I am a seagull.

In fact, I am a herring gull, but I cannot expect you to be able to tell gulls apart, when I know that there are actually human beings that some of you think all look alike.

The reason I am writing is to see if we might explore the possibility of improving relations between you and us.

I confess, I am not unduly optimistic about this, in the light of certain unsympathetic letters to the Echo over recent times. But seagulls have been here at least as long as people, so we really ought to be able to find a way of getting on together. I and my wife were born here and have lived here for 20 years, which is a good deal longer than some of your anti-gull correspondents.

Yes, I accept that seagulls can sometimes be rather boisterous; but no more, I think, than the frequent gatherings of young people on the north harbourside – and surely no noisier than the helicopters that fly around here morning, noon and night.

Finally, allow me please to point out that the coronavirus lockdown had an adverse effect on us seagulls as well as on you people.
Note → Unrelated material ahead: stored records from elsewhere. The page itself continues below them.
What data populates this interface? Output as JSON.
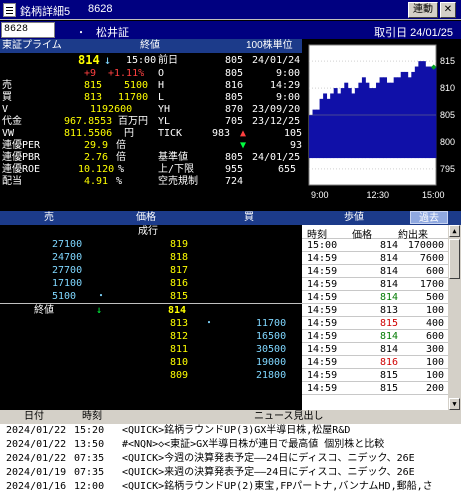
{
  "window": {
    "title": "銘柄詳細5",
    "code_display": "8628",
    "link_label": "連動",
    "close_label": "✕"
  },
  "codebar": {
    "code_value": "8628",
    "dot": "・",
    "name": "松井証",
    "date_label": "取引日 24/01/25"
  },
  "quote_header": {
    "market": "東証プライム",
    "col_close": "終値",
    "col_unit": "100株単位"
  },
  "quote": {
    "price": "814",
    "arrow": "↓",
    "time": "15:00",
    "prev_label": "前日",
    "prev_val": "805",
    "prev_date": "24/01/24",
    "chg": "+9",
    "chg_pct": "+1.11%",
    "open_label": "O",
    "open_val": "805",
    "open_time": "9:00",
    "sell_label": "売",
    "sell_p": "815",
    "sell_q": "5100",
    "high_label": "H",
    "high_val": "816",
    "high_time": "14:29",
    "buy_label": "買",
    "buy_p": "813",
    "buy_q": "11700",
    "low_label": "L",
    "low_val": "805",
    "low_time": "9:00",
    "vol_label": "V",
    "vol_val": "1192600",
    "yh_label": "YH",
    "yh_val": "870",
    "yh_date": "23/09/20",
    "amt_label": "代金",
    "amt_val": "967.8553",
    "amt_unit": "百万円",
    "yl_label": "YL",
    "yl_val": "705",
    "yl_date": "23/12/25",
    "vw_label": "VW",
    "vw_val": "811.5506",
    "vw_unit": "円",
    "tick_label": "TICK",
    "tick_a": "983",
    "tick_b": "105",
    "per_label": "連優PER",
    "per_val": "29.9",
    "per_unit": "倍",
    "tick_c": "93",
    "pbr_label": "連優PBR",
    "pbr_val": "2.76",
    "pbr_unit": "倍",
    "base_label": "基準値",
    "base_val": "805",
    "base_date": "24/01/25",
    "roe_label": "連優ROE",
    "roe_val": "10.120",
    "roe_unit": "%",
    "lim_label": "上/下限",
    "lim_hi": "955",
    "lim_lo": "655",
    "div_label": "配当",
    "div_val": "4.91",
    "div_unit": "%",
    "short_label": "空売規制",
    "short_val": "724"
  },
  "chart_data": {
    "type": "bar",
    "ylim": [
      792,
      818
    ],
    "yticks": [
      795,
      800,
      805,
      810,
      815
    ],
    "xticks": [
      "9:00",
      "12:30",
      "15:00"
    ],
    "marker": "◆",
    "values": [
      805,
      806,
      806,
      808,
      809,
      808,
      809,
      810,
      809,
      810,
      811,
      810,
      809,
      810,
      811,
      812,
      811,
      810,
      810,
      811,
      812,
      812,
      811,
      811,
      812,
      812,
      813,
      813,
      812,
      813,
      814,
      815,
      815,
      814,
      814,
      814
    ]
  },
  "board_header": {
    "sell": "売",
    "price": "価格",
    "buy": "買"
  },
  "board": {
    "nari_label": "成行",
    "close_label": "終値",
    "close_arrow": "↓",
    "close_price": "814",
    "asks": [
      {
        "q": "27100",
        "p": "819"
      },
      {
        "q": "24700",
        "p": "818"
      },
      {
        "q": "27700",
        "p": "817"
      },
      {
        "q": "17100",
        "p": "816"
      },
      {
        "q": "5100",
        "p": "815"
      }
    ],
    "bids": [
      {
        "p": "813",
        "q": "11700"
      },
      {
        "p": "812",
        "q": "16500"
      },
      {
        "p": "811",
        "q": "30500"
      },
      {
        "p": "810",
        "q": "19000"
      },
      {
        "p": "809",
        "q": "21800"
      }
    ],
    "dot": "・"
  },
  "ticks_header": {
    "title": "歩値",
    "past_label": "過去"
  },
  "ticks_cols": {
    "time": "時刻",
    "price": "価格",
    "vol": "約出来"
  },
  "ticks": [
    {
      "t": "15:00",
      "p": "814",
      "v": "170000",
      "c": "#000000"
    },
    {
      "t": "14:59",
      "p": "814",
      "v": "7600",
      "c": "#000000"
    },
    {
      "t": "14:59",
      "p": "814",
      "v": "600",
      "c": "#000000"
    },
    {
      "t": "14:59",
      "p": "814",
      "v": "1700",
      "c": "#000000"
    },
    {
      "t": "14:59",
      "p": "814",
      "v": "500",
      "c": "#007a00"
    },
    {
      "t": "14:59",
      "p": "813",
      "v": "100",
      "c": "#000000"
    },
    {
      "t": "14:59",
      "p": "815",
      "v": "400",
      "c": "#d00000"
    },
    {
      "t": "14:59",
      "p": "814",
      "v": "600",
      "c": "#007a00"
    },
    {
      "t": "14:59",
      "p": "814",
      "v": "300",
      "c": "#000000"
    },
    {
      "t": "14:59",
      "p": "816",
      "v": "100",
      "c": "#d00000"
    },
    {
      "t": "14:59",
      "p": "815",
      "v": "100",
      "c": "#000000"
    },
    {
      "t": "14:59",
      "p": "815",
      "v": "200",
      "c": "#000000"
    }
  ],
  "news_header": {
    "date": "日付",
    "time": "時刻",
    "headline": "ニュース見出し"
  },
  "news": [
    {
      "d": "2024/01/22",
      "t": "15:20",
      "h": "<QUICK>銘柄ラウンドUP(3)GX半導日株,松屋R&D"
    },
    {
      "d": "2024/01/22",
      "t": "13:50",
      "h": "#<NQN>◇<東証>GX半導日株が連日で最高値 個別株と比較"
    },
    {
      "d": "2024/01/22",
      "t": "07:35",
      "h": "<QUICK>今週の決算発表予定——24日にディスコ、ニデック、26E"
    },
    {
      "d": "2024/01/19",
      "t": "07:35",
      "h": "<QUICK>来週の決算発表予定——24日にディスコ、ニデック、26E"
    },
    {
      "d": "2024/01/16",
      "t": "12:00",
      "h": "<QUICK>銘柄ラウンドUP(2)東宝,FPパートナ,バンナムHD,郵船,さ"
    }
  ]
}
For month after month the absence of visitors meant that we were deprived of burgers and fried chicken and chips and ice cream and all manner of other delights. As these appear to be your favourite foods as well as ours, can we accept that we have a common heritage?

From Jeremy Livingstone Seagull (Grandson of Jonathan) as dictated to and submitted by:

Michael Wheller

Wyke Regis